PROBLEM TO WORK ON
Exclude the pictures, and otherwise reproduce the data in full.

[App and web page records]
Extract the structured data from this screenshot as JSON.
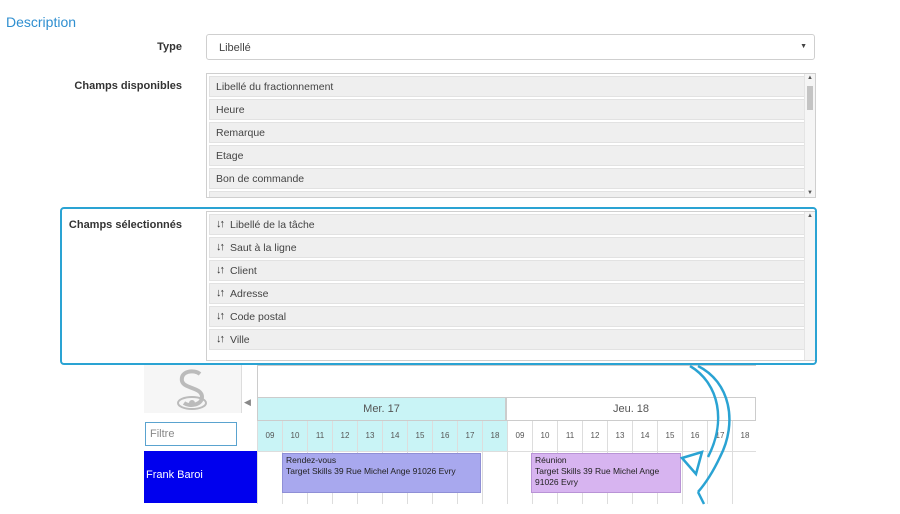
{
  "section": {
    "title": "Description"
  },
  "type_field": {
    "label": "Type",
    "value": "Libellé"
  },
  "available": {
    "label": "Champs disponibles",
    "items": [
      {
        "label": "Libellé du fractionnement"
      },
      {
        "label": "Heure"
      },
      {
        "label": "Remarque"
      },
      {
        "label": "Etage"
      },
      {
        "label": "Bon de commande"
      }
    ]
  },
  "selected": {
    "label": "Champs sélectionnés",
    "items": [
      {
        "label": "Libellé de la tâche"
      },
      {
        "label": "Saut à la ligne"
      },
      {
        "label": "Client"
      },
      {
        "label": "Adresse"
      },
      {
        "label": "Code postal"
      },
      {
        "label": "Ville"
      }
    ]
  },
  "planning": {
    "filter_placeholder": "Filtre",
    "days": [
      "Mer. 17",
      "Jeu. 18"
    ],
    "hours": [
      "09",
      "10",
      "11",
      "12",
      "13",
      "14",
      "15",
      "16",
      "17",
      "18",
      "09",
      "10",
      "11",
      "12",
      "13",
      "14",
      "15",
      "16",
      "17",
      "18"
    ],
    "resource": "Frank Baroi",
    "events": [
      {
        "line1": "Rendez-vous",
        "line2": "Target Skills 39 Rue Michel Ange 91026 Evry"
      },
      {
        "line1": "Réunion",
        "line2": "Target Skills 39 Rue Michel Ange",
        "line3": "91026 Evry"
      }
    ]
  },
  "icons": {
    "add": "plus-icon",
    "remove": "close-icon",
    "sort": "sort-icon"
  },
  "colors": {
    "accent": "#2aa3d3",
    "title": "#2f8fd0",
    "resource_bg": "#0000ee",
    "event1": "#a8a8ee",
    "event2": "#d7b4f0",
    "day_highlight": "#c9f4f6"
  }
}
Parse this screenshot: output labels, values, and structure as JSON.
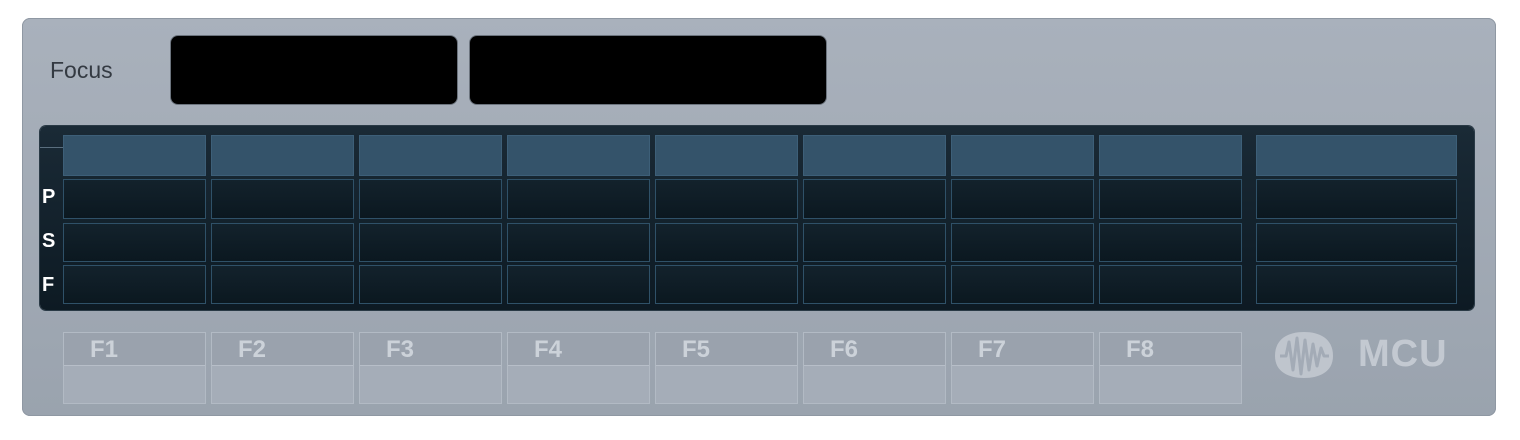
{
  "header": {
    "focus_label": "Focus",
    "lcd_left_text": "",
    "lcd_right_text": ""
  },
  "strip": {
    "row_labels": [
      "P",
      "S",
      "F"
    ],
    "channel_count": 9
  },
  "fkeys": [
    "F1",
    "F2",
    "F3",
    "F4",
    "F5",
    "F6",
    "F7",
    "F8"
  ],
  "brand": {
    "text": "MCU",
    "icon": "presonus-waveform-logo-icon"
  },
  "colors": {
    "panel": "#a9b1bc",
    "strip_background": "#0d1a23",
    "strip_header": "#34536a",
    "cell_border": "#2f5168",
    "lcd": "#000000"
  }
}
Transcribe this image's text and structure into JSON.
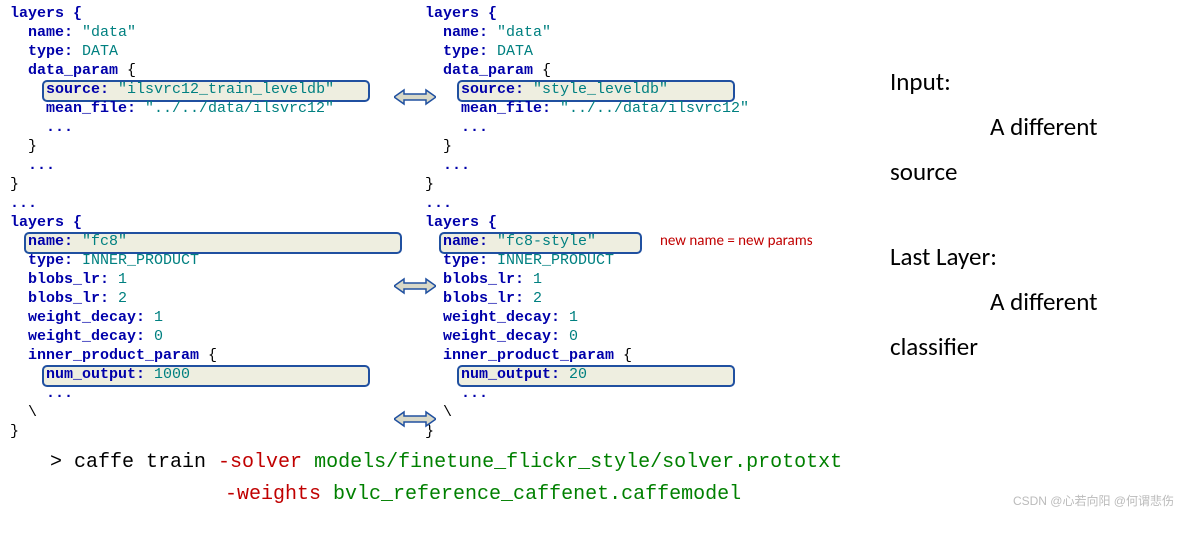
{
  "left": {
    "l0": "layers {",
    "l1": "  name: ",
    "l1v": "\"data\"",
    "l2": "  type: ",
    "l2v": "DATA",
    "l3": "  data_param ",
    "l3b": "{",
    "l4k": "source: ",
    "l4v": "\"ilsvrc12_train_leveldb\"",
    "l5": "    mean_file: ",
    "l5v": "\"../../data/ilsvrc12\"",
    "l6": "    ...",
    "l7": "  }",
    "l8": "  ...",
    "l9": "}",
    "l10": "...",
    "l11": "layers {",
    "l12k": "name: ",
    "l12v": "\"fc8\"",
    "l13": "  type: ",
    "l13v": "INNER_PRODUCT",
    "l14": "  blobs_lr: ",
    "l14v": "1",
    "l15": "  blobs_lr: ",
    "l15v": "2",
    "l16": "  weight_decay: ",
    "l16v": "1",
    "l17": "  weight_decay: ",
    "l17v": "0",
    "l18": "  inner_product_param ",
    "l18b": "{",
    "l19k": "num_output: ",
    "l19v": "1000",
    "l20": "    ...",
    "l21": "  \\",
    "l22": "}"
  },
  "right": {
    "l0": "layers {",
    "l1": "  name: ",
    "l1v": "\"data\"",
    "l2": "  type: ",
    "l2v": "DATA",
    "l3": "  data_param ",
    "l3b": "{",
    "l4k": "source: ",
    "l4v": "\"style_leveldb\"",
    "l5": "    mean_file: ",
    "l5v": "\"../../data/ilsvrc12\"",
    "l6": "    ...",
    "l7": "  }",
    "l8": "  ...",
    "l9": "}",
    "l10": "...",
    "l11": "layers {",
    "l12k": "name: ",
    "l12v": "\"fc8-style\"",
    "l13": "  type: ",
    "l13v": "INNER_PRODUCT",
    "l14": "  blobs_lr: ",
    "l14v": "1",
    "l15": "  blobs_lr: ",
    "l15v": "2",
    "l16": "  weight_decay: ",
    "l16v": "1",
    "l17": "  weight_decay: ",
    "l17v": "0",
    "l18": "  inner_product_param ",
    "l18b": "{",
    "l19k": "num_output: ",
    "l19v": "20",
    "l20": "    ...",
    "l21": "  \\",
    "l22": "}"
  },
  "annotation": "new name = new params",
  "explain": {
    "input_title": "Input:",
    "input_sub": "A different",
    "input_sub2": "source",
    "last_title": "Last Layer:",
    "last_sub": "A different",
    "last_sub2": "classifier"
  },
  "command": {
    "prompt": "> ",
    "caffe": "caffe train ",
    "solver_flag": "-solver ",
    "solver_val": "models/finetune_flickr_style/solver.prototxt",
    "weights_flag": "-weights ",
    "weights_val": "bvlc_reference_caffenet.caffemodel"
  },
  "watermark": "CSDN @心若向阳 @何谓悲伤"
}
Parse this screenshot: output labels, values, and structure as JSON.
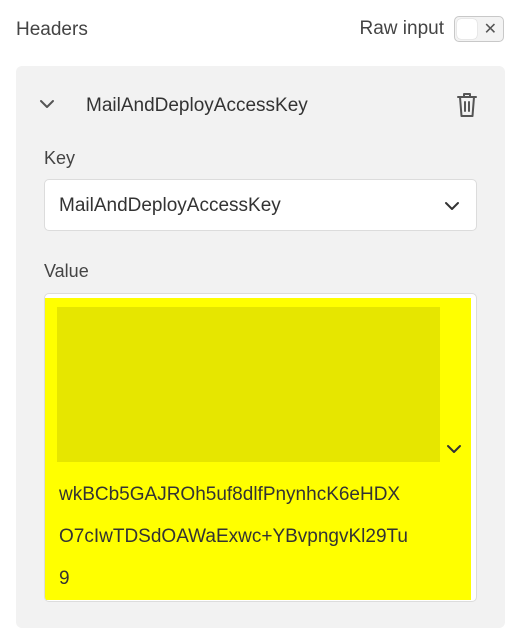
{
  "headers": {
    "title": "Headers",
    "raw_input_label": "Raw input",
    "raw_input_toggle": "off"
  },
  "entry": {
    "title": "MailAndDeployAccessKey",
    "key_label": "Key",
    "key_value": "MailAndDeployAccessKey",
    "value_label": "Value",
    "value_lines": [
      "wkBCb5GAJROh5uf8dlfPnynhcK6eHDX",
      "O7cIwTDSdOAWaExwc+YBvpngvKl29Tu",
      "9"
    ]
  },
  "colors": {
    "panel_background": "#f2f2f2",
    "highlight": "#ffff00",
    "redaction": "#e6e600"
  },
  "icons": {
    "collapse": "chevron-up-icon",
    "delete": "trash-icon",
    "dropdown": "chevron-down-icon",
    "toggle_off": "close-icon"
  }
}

TASK SOLUTION
Extract the structured data from this screenshot as JSON.
{
  "section": {
    "title": "Description"
  },
  "type_field": {
    "label": "Type",
    "value": "Libellé"
  },
  "available": {
    "label": "Champs disponibles",
    "items": [
      {
        "label": "Libellé du fractionnement"
      },
      {
        "label": "Heure"
      },
      {
        "label": "Remarque"
      },
      {
        "label": "Etage"
      },
      {
        "label": "Bon de commande"
      }
    ]
  },
  "selected": {
    "label": "Champs sélectionnés",
    "items": [
      {
        "label": "Libellé de la tâche"
      },
      {
        "label": "Saut à la ligne"
      },
      {
        "label": "Client"
      },
      {
        "label": "Adresse"
      },
      {
        "label": "Code postal"
      },
      {
        "label": "Ville"
      }
    ]
  },
  "planning": {
    "filter_placeholder": "Filtre",
    "days": [
      "Mer. 17",
      "Jeu. 18"
    ],
    "hours": [
      "09",
      "10",
      "11",
      "12",
      "13",
      "14",
      "15",
      "16",
      "17",
      "18",
      "09",
      "10",
      "11",
      "12",
      "13",
      "14",
      "15",
      "16",
      "17",
      "18"
    ],
    "resource": "Frank Baroi",
    "events": [
      {
        "line1": "Rendez-vous",
        "line2": "Target Skills 39 Rue Michel Ange 91026 Evry"
      },
      {
        "line1": "Réunion",
        "line2": "Target Skills 39 Rue Michel Ange",
        "line3": "91026 Evry"
      }
    ]
  },
  "icons": {
    "add": "plus-icon",
    "remove": "close-icon",
    "sort": "sort-icon"
  },
  "colors": {
    "accent": "#2aa3d3",
    "title": "#2f8fd0",
    "resource_bg": "#0000ee",
    "event1": "#a8a8ee",
    "event2": "#d7b4f0",
    "day_highlight": "#c9f4f6"
  }
}
Parse this screenshot: output labels, values, and structure as JSON.
{
  "header": {
    "focus_label": "Focus",
    "lcd_left_text": "",
    "lcd_right_text": ""
  },
  "strip": {
    "row_labels": [
      "P",
      "S",
      "F"
    ],
    "channel_count": 9
  },
  "fkeys": [
    "F1",
    "F2",
    "F3",
    "F4",
    "F5",
    "F6",
    "F7",
    "F8"
  ],
  "brand": {
    "text": "MCU",
    "icon": "presonus-waveform-logo-icon"
  },
  "colors": {
    "panel": "#a9b1bc",
    "strip_background": "#0d1a23",
    "strip_header": "#34536a",
    "cell_border": "#2f5168",
    "lcd": "#000000"
  }
}
Transcribe this image's text and structure into JSON.
{
  "left": {
    "l0": "layers {",
    "l1": "  name: ",
    "l1v": "\"data\"",
    "l2": "  type: ",
    "l2v": "DATA",
    "l3": "  data_param ",
    "l3b": "{",
    "l4k": "source: ",
    "l4v": "\"ilsvrc12_train_leveldb\"",
    "l5": "    mean_file: ",
    "l5v": "\"../../data/ilsvrc12\"",
    "l6": "    ...",
    "l7": "  }",
    "l8": "  ...",
    "l9": "}",
    "l10": "...",
    "l11": "layers {",
    "l12k": "name: ",
    "l12v": "\"fc8\"",
    "l13": "  type: ",
    "l13v": "INNER_PRODUCT",
    "l14": "  blobs_lr: ",
    "l14v": "1",
    "l15": "  blobs_lr: ",
    "l15v": "2",
    "l16": "  weight_decay: ",
    "l16v": "1",
    "l17": "  weight_decay: ",
    "l17v": "0",
    "l18": "  inner_product_param ",
    "l18b": "{",
    "l19k": "num_output: ",
    "l19v": "1000",
    "l20": "    ...",
    "l21": "  \\",
    "l22": "}"
  },
  "right": {
    "l0": "layers {",
    "l1": "  name: ",
    "l1v": "\"data\"",
    "l2": "  type: ",
    "l2v": "DATA",
    "l3": "  data_param ",
    "l3b": "{",
    "l4k": "source: ",
    "l4v": "\"style_leveldb\"",
    "l5": "    mean_file: ",
    "l5v": "\"../../data/ilsvrc12\"",
    "l6": "    ...",
    "l7": "  }",
    "l8": "  ...",
    "l9": "}",
    "l10": "...",
    "l11": "layers {",
    "l12k": "name: ",
    "l12v": "\"fc8-style\"",
    "l13": "  type: ",
    "l13v": "INNER_PRODUCT",
    "l14": "  blobs_lr: ",
    "l14v": "1",
    "l15": "  blobs_lr: ",
    "l15v": "2",
    "l16": "  weight_decay: ",
    "l16v": "1",
    "l17": "  weight_decay: ",
    "l17v": "0",
    "l18": "  inner_product_param ",
    "l18b": "{",
    "l19k": "num_output: ",
    "l19v": "20",
    "l20": "    ...",
    "l21": "  \\",
    "l22": "}"
  },
  "annotation": "new name = new params",
  "explain": {
    "input_title": "Input:",
    "input_sub": "A different",
    "input_sub2": "source",
    "last_title": "Last Layer:",
    "last_sub": "A different",
    "last_sub2": "classifier"
  },
  "command": {
    "prompt": "> ",
    "caffe": "caffe train ",
    "solver_flag": "-solver ",
    "solver_val": "models/finetune_flickr_style/solver.prototxt",
    "weights_flag": "-weights ",
    "weights_val": "bvlc_reference_caffenet.caffemodel"
  },
  "watermark": "CSDN @心若向阳 @何谓悲伤"
}
Parse this screenshot: output labels, values, and structure as JSON.
{
  "headers": {
    "title": "Headers",
    "raw_input_label": "Raw input",
    "raw_input_toggle": "off"
  },
  "entry": {
    "title": "MailAndDeployAccessKey",
    "key_label": "Key",
    "key_value": "MailAndDeployAccessKey",
    "value_label": "Value",
    "value_lines": [
      "wkBCb5GAJROh5uf8dlfPnynhcK6eHDX",
      "O7cIwTDSdOAWaExwc+YBvpngvKl29Tu",
      "9"
    ]
  },
  "colors": {
    "panel_background": "#f2f2f2",
    "highlight": "#ffff00",
    "redaction": "#e6e600"
  },
  "icons": {
    "collapse": "chevron-up-icon",
    "delete": "trash-icon",
    "dropdown": "chevron-down-icon",
    "toggle_off": "close-icon"
  }
}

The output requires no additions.